- [PROBLEM STATEMENT] Give the number of lines in the data below containing the word "screenshot", with no other text.

[[ DATASET ENTRIES open ]]

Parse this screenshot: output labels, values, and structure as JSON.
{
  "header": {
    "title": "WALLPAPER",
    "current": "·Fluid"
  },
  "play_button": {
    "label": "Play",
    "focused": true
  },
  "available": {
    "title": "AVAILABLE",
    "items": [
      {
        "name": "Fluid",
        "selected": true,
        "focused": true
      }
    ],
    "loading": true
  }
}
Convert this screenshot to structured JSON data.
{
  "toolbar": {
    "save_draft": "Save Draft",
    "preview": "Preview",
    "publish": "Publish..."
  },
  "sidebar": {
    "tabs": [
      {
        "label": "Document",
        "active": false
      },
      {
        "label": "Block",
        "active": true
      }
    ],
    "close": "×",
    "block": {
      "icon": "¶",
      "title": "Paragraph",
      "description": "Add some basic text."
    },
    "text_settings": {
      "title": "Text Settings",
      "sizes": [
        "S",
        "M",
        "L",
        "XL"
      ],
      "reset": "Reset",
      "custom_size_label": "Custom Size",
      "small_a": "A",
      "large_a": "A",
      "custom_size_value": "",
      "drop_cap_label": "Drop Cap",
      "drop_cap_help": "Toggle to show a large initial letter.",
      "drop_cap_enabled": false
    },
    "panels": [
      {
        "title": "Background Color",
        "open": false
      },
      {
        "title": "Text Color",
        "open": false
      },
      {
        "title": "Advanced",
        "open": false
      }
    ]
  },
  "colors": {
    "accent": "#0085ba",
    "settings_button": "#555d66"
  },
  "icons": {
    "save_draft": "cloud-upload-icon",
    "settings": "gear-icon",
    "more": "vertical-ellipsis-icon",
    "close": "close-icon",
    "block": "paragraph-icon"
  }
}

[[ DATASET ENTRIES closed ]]

- [RESPONSE BOX] 2